Unfortunately it seems that Nick Fury (isn't it time that Samuel L. Jackson gets his own standalone movie in the MCU?) and S.H.I.E.L.D. are determined to draft Peter and his Spider-Man persona.  Seems that a hero named Mysterio (Jake Gyllenhaal) from the Earth of an alternate universe - blamed on "The Snap" punching a hole in reality - is trying to stop four malevolent forces of nature from destroying our own world just as they destroyed his.  Mysterio has determined that the "four elementals" are going to attack Europe next and lo and behold, the track of their storm corresponds with the Midtown School's trip iternerary.  Fury catches up with Parker in Venice, lays it all out and... well, chaos ensues as usually happens in this kind of Marvel movie.

If you've been following the Marvel Cinematic Universe all along, this final chapter in the arc that's been building since 2008 serves as a wonderful coda.  If Avengers: Endgame was a grand feast, then Spider-Man: Far From Home is the much-needed and pleasurable palate cleanser.  It gives the fans a "cool-down" period, time to breathe... and there is already the tantalizing tingle that the next volume of this epic is coming sooner than later.  2008's Iron Man marked the start of this sprawling mythology, and in many ways Far From Home serves as the perfect bookend: for the films themselves and for us as the viewing audience.

How does Spider-Man: Far From Home cap off all that has come previous?  It doesn't even really try to.  It knew it couldn't.  And it still works beautifully.

As for that other matter: I still don't think that Spider-Man: Far From Home brought us fully into Peter Parker's unique corner of the Marvel saga.  But it's coming.  By the end of this film he has become his own person, and though the legacy of Tony Stark will not be forgot, Peter has indeed become the man who Stark believed he could be.  That world is coming... and especially with that mid-credits scene, with a cameo that will either blow the Marvel Cinematic universe wide-open or prove that some casting is simply indisputable.

I'll give Spider-Man: Far From Home four and a half webs out of five.  Still not in Sam Raimi-ish terms of quality but it's getting there.  And I believe it will land squarely on that turf in the next movie.  Maybe then we'll get the MCU's treatment of the Green Goblin or Doctor Octopus.  Maybe the next Spider-Man movie will be called Spider-Man: Home Sweet Clone...

I'll stop while I'm ahead.


Anonymous said...

Terrific review!

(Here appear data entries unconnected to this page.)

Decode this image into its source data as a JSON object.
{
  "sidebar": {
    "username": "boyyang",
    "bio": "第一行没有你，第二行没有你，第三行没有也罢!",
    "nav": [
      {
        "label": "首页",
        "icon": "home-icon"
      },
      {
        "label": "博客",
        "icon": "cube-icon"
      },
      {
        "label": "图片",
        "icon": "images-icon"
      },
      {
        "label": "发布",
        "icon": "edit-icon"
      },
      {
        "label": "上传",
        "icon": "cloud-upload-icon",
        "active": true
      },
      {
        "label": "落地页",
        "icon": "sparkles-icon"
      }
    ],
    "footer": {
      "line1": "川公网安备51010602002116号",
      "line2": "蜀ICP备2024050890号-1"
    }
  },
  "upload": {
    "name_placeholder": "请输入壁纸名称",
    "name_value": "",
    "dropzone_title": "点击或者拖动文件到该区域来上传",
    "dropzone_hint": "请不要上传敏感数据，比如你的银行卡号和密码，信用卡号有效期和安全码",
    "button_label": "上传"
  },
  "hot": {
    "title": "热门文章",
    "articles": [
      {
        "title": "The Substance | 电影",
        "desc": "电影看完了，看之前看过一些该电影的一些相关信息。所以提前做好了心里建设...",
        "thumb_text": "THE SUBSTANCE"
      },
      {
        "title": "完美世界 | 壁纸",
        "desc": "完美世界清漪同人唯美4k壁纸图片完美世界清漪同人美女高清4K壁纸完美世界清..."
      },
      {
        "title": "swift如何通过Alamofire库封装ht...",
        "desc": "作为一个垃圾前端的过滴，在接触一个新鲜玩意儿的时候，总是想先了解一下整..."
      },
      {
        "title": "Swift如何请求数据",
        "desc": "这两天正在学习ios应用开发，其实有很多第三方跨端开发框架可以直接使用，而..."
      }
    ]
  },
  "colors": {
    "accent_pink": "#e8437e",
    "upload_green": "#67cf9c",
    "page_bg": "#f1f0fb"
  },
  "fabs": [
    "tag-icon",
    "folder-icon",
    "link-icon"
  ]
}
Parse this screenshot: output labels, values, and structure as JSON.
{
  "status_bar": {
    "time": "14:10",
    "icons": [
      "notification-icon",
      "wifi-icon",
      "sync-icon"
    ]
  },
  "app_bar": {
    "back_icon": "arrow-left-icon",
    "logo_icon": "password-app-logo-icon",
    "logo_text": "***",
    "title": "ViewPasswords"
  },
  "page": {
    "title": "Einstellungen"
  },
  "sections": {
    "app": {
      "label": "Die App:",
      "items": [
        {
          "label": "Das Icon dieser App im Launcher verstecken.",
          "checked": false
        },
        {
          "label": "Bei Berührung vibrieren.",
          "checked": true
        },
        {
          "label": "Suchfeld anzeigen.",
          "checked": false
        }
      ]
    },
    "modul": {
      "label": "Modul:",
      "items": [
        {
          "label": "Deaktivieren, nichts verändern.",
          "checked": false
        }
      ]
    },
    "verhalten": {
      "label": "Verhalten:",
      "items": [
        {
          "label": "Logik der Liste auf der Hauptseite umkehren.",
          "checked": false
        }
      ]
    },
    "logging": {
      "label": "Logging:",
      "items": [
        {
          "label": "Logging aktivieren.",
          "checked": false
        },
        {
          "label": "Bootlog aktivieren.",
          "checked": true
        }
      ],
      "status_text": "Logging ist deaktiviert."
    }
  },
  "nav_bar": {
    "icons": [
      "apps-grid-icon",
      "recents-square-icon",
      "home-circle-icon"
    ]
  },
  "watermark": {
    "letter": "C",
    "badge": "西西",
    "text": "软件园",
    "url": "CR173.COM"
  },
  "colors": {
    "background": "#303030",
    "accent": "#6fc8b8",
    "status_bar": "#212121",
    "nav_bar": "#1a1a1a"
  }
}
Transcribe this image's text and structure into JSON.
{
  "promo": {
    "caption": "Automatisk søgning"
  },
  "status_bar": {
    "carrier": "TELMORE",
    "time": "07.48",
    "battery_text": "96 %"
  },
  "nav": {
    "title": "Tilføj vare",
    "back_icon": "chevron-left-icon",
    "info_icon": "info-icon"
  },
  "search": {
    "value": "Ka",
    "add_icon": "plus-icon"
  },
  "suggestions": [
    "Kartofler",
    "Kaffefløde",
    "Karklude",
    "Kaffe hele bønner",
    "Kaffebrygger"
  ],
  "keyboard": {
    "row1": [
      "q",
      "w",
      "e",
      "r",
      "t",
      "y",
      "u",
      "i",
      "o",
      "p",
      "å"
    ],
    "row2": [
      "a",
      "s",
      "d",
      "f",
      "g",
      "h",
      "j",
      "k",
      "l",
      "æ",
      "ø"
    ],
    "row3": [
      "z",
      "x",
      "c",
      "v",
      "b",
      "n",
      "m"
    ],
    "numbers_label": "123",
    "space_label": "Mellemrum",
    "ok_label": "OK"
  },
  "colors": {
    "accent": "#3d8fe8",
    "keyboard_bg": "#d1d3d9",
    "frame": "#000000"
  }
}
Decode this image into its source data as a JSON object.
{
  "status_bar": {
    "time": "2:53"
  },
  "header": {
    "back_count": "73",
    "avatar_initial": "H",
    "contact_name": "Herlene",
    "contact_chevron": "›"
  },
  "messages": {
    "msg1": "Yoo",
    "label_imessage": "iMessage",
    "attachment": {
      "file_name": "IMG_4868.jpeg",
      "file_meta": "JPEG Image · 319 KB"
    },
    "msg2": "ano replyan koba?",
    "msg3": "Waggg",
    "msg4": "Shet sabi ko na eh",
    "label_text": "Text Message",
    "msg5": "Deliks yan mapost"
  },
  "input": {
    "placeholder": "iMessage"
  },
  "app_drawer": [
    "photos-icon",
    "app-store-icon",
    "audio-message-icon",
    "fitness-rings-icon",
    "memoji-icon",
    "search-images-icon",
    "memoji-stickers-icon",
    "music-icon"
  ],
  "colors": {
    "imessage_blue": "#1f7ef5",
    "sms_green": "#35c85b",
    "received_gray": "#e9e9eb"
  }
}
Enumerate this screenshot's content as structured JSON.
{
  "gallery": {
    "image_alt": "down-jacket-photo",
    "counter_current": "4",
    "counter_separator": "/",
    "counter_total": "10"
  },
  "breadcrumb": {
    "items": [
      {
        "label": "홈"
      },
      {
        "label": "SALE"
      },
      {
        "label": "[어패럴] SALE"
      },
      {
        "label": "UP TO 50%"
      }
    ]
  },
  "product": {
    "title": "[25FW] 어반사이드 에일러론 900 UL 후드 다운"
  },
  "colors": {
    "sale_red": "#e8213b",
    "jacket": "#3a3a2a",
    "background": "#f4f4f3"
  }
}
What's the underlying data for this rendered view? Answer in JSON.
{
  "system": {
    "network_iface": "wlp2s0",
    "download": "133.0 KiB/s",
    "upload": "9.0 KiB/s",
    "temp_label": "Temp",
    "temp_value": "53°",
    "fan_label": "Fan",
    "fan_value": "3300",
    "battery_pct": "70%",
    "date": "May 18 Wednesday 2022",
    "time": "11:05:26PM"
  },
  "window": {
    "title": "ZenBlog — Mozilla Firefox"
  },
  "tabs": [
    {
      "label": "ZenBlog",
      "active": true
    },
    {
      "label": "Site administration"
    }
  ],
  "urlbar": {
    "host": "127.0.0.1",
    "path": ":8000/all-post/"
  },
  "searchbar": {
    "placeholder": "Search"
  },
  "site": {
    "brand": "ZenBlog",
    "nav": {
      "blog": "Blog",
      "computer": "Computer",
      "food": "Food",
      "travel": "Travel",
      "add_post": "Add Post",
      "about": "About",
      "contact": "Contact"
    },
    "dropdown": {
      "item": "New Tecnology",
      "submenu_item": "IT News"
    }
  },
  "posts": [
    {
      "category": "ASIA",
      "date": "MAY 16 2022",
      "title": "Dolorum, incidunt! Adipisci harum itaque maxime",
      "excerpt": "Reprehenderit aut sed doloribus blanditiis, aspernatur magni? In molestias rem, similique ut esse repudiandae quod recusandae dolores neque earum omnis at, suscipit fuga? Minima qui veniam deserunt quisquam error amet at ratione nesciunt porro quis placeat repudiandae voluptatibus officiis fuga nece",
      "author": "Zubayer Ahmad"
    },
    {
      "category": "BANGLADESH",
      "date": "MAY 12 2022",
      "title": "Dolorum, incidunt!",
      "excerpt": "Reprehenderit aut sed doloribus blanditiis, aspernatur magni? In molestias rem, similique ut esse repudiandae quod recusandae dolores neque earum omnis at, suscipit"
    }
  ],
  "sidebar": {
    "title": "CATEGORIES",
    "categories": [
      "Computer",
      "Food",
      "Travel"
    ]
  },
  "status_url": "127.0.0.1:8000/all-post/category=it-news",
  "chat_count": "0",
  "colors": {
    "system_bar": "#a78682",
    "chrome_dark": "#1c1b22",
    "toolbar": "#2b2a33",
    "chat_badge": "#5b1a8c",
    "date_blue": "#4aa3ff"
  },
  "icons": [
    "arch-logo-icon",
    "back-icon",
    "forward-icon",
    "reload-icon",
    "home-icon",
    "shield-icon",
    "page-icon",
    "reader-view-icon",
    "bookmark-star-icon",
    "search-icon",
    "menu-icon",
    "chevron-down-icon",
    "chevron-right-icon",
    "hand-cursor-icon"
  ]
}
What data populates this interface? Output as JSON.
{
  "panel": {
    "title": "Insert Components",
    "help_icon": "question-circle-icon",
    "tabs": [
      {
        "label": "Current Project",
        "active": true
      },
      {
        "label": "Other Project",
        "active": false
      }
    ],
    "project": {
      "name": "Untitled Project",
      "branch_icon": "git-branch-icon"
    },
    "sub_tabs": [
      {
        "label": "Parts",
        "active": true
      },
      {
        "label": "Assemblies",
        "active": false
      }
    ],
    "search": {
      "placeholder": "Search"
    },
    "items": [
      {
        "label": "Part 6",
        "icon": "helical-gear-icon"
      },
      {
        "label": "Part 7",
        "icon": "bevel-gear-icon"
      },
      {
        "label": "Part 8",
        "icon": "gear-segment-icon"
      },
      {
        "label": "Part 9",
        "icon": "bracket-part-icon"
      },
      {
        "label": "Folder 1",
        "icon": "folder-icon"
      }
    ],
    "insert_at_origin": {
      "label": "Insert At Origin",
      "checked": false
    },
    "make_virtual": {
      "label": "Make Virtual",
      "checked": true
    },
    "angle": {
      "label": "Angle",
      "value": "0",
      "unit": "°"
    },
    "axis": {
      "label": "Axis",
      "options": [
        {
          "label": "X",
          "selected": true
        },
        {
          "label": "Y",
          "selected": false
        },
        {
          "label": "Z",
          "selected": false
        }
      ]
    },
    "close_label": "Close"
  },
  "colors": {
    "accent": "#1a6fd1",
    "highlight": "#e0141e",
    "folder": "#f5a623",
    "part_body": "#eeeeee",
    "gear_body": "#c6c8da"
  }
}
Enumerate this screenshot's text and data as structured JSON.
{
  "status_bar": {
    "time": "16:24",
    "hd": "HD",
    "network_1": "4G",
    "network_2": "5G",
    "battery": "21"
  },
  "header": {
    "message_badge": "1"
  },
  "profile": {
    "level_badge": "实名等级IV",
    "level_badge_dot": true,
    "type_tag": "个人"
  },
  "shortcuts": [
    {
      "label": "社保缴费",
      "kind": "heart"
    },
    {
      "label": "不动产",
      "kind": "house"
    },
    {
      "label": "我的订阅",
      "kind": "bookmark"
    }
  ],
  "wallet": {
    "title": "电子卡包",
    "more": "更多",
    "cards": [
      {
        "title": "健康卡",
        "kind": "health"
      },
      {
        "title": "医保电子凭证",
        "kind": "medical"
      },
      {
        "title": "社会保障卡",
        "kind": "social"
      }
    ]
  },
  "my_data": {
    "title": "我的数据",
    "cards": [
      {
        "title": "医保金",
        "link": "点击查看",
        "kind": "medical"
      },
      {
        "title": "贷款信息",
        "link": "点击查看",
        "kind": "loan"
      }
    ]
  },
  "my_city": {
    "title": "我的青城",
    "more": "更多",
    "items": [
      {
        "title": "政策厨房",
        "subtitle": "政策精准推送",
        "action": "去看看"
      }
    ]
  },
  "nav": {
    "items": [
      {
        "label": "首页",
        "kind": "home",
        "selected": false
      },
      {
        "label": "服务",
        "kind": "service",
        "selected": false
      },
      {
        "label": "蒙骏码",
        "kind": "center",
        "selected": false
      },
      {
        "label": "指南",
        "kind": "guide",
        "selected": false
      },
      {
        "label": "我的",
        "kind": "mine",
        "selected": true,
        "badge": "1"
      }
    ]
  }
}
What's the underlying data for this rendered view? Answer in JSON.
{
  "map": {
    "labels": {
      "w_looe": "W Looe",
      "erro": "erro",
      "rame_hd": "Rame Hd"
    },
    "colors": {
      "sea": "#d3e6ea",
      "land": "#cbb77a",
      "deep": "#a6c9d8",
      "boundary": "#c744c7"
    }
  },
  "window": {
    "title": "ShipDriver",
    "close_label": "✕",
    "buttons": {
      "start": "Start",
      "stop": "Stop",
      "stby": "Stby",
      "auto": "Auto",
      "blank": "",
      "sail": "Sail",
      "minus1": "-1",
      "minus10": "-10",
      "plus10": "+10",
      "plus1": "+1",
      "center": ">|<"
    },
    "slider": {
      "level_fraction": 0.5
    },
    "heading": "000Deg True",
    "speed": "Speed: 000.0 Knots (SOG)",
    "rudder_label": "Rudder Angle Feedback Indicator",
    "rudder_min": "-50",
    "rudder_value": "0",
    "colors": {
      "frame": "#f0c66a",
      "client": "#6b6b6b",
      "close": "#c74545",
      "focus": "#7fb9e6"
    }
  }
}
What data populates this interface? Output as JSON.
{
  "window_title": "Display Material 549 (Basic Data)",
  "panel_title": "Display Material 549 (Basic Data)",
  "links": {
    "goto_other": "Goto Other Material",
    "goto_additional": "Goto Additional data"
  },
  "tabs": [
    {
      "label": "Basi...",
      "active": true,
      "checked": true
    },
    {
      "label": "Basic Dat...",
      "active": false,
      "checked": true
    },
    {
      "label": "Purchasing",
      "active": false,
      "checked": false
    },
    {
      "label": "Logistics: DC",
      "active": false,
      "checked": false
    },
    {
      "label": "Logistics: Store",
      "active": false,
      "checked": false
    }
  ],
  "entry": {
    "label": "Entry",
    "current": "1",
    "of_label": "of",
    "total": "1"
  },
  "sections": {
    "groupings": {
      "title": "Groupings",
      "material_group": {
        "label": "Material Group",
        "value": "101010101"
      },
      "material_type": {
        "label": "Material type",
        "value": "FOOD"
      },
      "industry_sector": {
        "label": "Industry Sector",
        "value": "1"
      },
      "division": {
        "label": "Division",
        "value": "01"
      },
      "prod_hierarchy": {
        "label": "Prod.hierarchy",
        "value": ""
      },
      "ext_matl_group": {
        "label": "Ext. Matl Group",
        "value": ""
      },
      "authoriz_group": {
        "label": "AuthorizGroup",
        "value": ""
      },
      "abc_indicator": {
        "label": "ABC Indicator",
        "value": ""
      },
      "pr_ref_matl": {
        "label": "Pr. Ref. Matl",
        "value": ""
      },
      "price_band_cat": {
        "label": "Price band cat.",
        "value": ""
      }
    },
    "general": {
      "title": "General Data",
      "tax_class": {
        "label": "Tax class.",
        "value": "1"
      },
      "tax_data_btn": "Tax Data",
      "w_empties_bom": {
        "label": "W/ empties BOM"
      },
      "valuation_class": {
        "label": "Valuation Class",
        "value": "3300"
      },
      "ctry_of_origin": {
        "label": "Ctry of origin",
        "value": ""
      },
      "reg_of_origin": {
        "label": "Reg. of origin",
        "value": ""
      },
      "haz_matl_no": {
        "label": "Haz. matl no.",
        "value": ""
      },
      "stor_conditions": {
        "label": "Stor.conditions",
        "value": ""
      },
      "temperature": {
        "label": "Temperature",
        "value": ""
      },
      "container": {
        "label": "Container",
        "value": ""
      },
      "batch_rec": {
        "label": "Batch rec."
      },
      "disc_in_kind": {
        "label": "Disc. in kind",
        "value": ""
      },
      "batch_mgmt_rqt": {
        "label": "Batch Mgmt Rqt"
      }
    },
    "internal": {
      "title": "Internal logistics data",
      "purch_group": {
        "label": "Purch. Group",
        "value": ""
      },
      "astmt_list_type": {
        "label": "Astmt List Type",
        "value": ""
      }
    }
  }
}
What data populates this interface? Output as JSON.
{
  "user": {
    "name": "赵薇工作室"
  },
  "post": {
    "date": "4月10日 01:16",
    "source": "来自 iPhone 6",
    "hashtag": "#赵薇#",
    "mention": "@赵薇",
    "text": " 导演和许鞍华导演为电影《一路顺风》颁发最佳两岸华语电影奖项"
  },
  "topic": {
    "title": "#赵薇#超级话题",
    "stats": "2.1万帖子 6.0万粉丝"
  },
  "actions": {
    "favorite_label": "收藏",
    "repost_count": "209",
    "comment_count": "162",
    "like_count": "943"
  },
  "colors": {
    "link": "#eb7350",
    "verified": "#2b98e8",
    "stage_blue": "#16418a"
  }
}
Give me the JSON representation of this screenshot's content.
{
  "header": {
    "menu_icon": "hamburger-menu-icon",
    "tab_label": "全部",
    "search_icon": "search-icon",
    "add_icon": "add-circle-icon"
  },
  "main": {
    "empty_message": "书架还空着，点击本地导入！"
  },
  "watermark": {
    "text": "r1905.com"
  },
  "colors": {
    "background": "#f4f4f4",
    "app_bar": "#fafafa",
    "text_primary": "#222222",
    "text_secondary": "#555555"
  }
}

I'm taking my little boy to see Spider-Man this afternoon. Brian